[Data records for software interfaces]
== Segment start ==
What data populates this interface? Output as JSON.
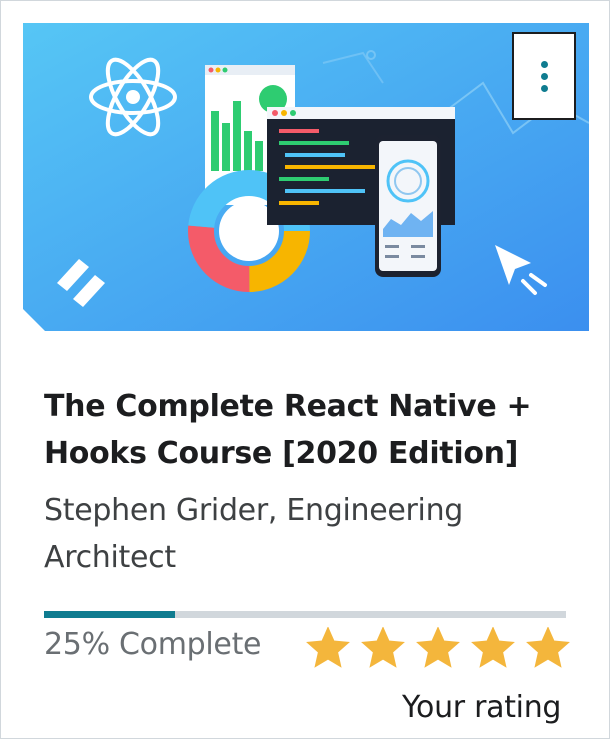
{
  "course": {
    "title": "The Complete React Native + Hooks Course [2020 Edition]",
    "instructor": "Stephen Grider, Engineering Architect",
    "progress_percent": 25,
    "progress_text": "25% Complete",
    "rating": 5,
    "rating_max": 5,
    "rating_label": "Your rating",
    "menu_icon": "vertical-ellipsis-icon"
  },
  "colors": {
    "accent": "#0f7c90",
    "star": "#f4b63c",
    "thumb_bg": "#4aa7f2"
  }
}
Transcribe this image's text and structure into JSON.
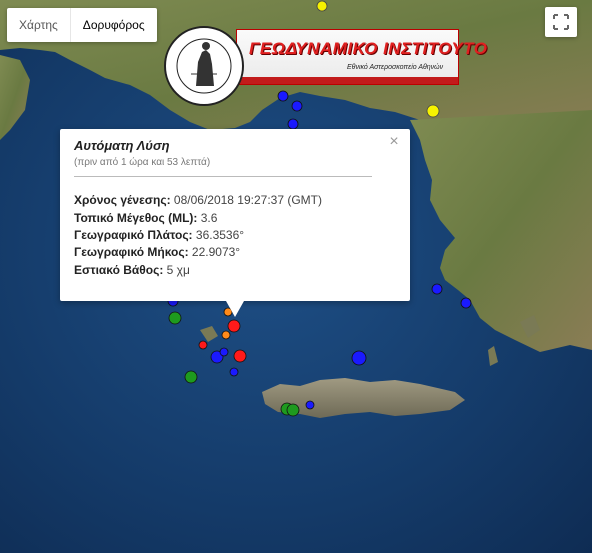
{
  "map": {
    "type_controls": [
      {
        "label": "Χάρτης",
        "active": false
      },
      {
        "label": "Δορυφόρος",
        "active": true
      }
    ],
    "fullscreen_icon": "fullscreen-icon",
    "colors": {
      "sea": "#173a66",
      "land": "#6d7a45",
      "marker_blue": "#1a1aff",
      "marker_red": "#ff1a1a",
      "marker_orange": "#ff8a1a",
      "marker_green": "#1e9a1e",
      "marker_yellow": "#f7f200"
    }
  },
  "logo": {
    "title": "ΓΕΩΔΥΝΑΜΙΚΟ ΙΝΣΤΙΤΟΥΤΟ",
    "subtitle": "Εθνικό Αστεροσκοπείο Αθηνών",
    "seal_top": "ΕΘΝΙΚΟΝ ΑΣΤΕΡΟΣΚΟΠΕΙΟΝ ΑΘΗΝΩΝ",
    "seal_bottom": "NATIONAL OBSERVATORY OF ATHENS"
  },
  "info": {
    "title": "Αυτόματη Λύση",
    "ago": "(πριν από 1 ώρα και 53 λεπτά)",
    "rows": [
      {
        "label": "Χρόνος γένεσης:",
        "value": " 08/06/2018  19:27:37 (GMT)"
      },
      {
        "label": "Τοπικό Μέγεθος (ML):",
        "value": " 3.6"
      },
      {
        "label": "Γεωγραφικό Πλάτος:",
        "value": " 36.3536°"
      },
      {
        "label": "Γεωγραφικό Μήκος:",
        "value": " 22.9073°"
      },
      {
        "label": "Εστιακό Βάθος:",
        "value": " 5 χμ"
      }
    ],
    "close": "×"
  }
}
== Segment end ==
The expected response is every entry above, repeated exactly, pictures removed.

What data populates this interface? Output as JSON.
{
  "course": {
    "title": "The Complete React Native + Hooks Course [2020 Edition]",
    "instructor": "Stephen Grider, Engineering Architect",
    "progress_percent": 25,
    "progress_text": "25% Complete",
    "rating": 5,
    "rating_max": 5,
    "rating_label": "Your rating",
    "menu_icon": "vertical-ellipsis-icon"
  },
  "colors": {
    "accent": "#0f7c90",
    "star": "#f4b63c",
    "thumb_bg": "#4aa7f2"
  }
}
Transcribe this image's text and structure into JSON.
{
  "map": {
    "type_controls": [
      {
        "label": "Χάρτης",
        "active": false
      },
      {
        "label": "Δορυφόρος",
        "active": true
      }
    ],
    "fullscreen_icon": "fullscreen-icon",
    "colors": {
      "sea": "#173a66",
      "land": "#6d7a45",
      "marker_blue": "#1a1aff",
      "marker_red": "#ff1a1a",
      "marker_orange": "#ff8a1a",
      "marker_green": "#1e9a1e",
      "marker_yellow": "#f7f200"
    }
  },
  "logo": {
    "title": "ΓΕΩΔΥΝΑΜΙΚΟ ΙΝΣΤΙΤΟΥΤΟ",
    "subtitle": "Εθνικό Αστεροσκοπείο Αθηνών",
    "seal_top": "ΕΘΝΙΚΟΝ ΑΣΤΕΡΟΣΚΟΠΕΙΟΝ ΑΘΗΝΩΝ",
    "seal_bottom": "NATIONAL OBSERVATORY OF ATHENS"
  },
  "info": {
    "title": "Αυτόματη Λύση",
    "ago": "(πριν από 1 ώρα και 53 λεπτά)",
    "rows": [
      {
        "label": "Χρόνος γένεσης:",
        "value": " 08/06/2018  19:27:37 (GMT)"
      },
      {
        "label": "Τοπικό Μέγεθος (ML):",
        "value": " 3.6"
      },
      {
        "label": "Γεωγραφικό Πλάτος:",
        "value": " 36.3536°"
      },
      {
        "label": "Γεωγραφικό Μήκος:",
        "value": " 22.9073°"
      },
      {
        "label": "Εστιακό Βάθος:",
        "value": " 5 χμ"
      }
    ],
    "close": "×"
  }
}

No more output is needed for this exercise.